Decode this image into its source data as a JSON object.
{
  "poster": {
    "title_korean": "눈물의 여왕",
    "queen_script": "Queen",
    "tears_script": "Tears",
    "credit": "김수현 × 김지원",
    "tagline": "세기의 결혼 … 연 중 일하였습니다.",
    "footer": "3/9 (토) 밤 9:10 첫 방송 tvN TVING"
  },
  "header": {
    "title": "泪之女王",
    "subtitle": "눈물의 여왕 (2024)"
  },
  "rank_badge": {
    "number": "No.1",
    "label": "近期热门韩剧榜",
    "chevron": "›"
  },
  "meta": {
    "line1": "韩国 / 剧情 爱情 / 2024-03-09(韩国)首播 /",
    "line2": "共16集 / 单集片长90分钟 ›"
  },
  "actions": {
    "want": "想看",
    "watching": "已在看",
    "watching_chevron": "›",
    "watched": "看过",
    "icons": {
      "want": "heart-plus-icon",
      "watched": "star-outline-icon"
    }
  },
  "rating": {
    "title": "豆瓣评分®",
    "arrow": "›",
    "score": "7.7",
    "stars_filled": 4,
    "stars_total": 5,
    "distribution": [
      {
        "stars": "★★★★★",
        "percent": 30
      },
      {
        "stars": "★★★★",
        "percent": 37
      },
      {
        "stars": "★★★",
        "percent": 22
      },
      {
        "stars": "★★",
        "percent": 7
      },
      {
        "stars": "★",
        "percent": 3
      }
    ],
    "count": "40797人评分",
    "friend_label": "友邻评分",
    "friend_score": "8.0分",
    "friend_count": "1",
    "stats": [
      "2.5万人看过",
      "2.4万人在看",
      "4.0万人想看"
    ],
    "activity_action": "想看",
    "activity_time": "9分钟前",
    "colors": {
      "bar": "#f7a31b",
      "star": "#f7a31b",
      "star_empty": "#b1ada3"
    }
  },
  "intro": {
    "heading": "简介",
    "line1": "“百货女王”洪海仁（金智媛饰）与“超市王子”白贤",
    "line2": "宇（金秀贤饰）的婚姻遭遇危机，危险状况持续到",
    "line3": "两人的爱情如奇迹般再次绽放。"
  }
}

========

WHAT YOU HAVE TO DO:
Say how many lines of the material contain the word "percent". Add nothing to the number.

RESULT OF THIS EXERCISE:
5